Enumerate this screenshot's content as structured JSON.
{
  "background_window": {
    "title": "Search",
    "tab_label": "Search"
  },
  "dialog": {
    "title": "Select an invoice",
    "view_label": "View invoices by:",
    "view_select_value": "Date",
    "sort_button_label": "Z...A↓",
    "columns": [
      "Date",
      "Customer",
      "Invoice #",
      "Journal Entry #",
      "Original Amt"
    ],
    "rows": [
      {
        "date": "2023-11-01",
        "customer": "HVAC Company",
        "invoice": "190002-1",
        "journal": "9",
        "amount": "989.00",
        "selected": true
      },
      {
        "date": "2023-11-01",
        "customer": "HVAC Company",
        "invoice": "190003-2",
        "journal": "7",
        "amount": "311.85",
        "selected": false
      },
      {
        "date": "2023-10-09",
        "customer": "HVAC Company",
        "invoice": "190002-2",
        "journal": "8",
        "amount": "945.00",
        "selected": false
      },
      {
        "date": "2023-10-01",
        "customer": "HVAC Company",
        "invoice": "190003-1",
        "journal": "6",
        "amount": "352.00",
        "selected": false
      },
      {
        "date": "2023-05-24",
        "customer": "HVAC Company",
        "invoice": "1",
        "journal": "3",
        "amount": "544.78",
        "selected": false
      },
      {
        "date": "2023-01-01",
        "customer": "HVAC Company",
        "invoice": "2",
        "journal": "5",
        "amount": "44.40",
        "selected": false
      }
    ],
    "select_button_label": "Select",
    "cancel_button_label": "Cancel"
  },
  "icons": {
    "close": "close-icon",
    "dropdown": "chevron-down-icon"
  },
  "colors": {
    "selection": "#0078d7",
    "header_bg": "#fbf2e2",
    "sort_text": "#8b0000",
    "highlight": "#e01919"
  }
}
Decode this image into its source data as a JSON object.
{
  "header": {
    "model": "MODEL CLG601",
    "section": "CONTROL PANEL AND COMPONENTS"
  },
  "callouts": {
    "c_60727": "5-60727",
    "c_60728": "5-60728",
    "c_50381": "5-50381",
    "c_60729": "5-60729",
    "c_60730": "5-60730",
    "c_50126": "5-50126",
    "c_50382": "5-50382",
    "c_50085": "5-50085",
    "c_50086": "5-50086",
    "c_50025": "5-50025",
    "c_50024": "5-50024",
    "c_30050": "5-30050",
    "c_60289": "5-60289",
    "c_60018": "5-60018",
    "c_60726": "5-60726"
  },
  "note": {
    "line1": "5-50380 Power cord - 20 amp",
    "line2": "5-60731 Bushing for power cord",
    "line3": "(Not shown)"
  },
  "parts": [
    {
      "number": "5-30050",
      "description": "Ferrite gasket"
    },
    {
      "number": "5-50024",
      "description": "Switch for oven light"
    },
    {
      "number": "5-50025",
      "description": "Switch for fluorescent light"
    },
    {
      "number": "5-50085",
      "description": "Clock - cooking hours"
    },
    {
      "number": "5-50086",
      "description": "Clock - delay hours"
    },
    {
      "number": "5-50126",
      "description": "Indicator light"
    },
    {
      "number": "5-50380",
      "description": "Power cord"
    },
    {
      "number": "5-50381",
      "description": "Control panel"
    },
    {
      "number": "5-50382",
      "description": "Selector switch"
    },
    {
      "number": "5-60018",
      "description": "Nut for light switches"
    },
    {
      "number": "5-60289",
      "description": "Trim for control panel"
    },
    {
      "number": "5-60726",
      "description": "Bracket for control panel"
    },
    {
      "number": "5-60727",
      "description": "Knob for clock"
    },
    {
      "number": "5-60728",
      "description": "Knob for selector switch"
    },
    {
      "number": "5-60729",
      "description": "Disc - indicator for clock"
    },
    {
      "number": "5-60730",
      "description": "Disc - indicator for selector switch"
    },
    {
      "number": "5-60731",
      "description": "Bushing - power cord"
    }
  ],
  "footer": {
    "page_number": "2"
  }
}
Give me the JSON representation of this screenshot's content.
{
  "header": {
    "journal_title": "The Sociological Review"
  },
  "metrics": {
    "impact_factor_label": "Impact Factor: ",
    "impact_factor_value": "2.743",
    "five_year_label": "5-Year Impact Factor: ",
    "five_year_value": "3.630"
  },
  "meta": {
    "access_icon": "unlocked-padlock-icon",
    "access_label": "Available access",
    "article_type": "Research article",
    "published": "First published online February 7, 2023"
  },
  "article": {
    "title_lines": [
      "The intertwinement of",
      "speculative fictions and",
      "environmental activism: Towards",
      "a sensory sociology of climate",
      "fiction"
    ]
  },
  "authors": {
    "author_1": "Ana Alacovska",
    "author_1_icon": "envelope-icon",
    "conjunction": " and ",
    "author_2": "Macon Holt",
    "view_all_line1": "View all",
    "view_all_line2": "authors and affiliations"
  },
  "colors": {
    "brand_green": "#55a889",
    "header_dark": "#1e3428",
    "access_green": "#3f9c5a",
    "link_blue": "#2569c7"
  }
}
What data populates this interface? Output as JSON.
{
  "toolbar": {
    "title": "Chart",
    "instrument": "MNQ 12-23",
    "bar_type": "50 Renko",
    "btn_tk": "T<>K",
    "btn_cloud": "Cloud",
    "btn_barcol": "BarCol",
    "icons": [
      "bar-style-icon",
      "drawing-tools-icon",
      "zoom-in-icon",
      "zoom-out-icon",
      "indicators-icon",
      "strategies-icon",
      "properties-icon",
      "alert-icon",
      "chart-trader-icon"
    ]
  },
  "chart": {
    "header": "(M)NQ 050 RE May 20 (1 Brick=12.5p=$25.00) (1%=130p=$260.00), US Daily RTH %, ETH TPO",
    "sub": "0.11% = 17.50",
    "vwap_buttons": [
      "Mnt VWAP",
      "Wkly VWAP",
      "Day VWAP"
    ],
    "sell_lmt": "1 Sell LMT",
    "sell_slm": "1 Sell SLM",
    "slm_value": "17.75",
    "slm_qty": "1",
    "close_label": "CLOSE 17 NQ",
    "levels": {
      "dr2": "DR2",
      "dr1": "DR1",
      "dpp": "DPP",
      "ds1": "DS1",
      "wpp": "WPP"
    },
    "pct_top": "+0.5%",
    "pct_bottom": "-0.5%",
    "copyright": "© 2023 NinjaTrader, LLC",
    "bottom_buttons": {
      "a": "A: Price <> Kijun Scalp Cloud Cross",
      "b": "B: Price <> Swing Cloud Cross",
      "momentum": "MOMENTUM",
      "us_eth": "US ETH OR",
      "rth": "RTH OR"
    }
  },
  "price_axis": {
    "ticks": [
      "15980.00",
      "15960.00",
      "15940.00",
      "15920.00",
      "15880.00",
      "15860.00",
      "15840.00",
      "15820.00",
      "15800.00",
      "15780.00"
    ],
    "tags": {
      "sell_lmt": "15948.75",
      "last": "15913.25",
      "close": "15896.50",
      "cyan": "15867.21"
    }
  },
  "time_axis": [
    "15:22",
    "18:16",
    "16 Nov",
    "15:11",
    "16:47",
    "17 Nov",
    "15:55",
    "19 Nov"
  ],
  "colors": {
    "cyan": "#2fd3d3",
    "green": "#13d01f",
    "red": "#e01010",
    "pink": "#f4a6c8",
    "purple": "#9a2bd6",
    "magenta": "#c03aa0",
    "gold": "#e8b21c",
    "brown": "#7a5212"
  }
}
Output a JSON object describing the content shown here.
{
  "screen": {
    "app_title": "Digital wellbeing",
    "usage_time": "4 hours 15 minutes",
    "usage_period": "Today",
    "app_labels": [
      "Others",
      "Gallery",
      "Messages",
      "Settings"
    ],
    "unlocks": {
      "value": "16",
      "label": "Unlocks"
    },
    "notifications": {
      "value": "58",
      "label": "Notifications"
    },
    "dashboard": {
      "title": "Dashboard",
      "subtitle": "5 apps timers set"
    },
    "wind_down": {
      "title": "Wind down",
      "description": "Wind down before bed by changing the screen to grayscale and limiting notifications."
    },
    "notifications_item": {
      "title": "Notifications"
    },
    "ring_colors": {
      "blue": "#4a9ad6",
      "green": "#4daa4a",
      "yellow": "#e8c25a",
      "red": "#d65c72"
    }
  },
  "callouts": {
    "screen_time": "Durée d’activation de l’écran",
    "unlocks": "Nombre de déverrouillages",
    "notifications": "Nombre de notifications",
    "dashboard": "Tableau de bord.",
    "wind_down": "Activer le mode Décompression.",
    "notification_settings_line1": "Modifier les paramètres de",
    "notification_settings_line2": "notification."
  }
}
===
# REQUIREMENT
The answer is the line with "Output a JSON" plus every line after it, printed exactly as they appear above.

# RESPONSE
Output a JSON object describing the content shown here.
{
  "screen": {
    "app_title": "Digital wellbeing",
    "usage_time": "4 hours 15 minutes",
    "usage_period": "Today",
    "app_labels": [
      "Others",
      "Gallery",
      "Messages",
      "Settings"
    ],
    "unlocks": {
      "value": "16",
      "label": "Unlocks"
    },
    "notifications": {
      "value": "58",
      "label": "Notifications"
    },
    "dashboard": {
      "title": "Dashboard",
      "subtitle": "5 apps timers set"
    },
    "wind_down": {
      "title": "Wind down",
      "description": "Wind down before bed by changing the screen to grayscale and limiting notifications."
    },
    "notifications_item": {
      "title": "Notifications"
    },
    "ring_colors": {
      "blue": "#4a9ad6",
      "green": "#4daa4a",
      "yellow": "#e8c25a",
      "red": "#d65c72"
    }
  },
  "callouts": {
    "screen_time": "Durée d’activation de l’écran",
    "unlocks": "Nombre de déverrouillages",
    "notifications": "Nombre de notifications",
    "dashboard": "Tableau de bord.",
    "wind_down": "Activer le mode Décompression.",
    "notification_settings_line1": "Modifier les paramètres de",
    "notification_settings_line2": "notification."
  }
}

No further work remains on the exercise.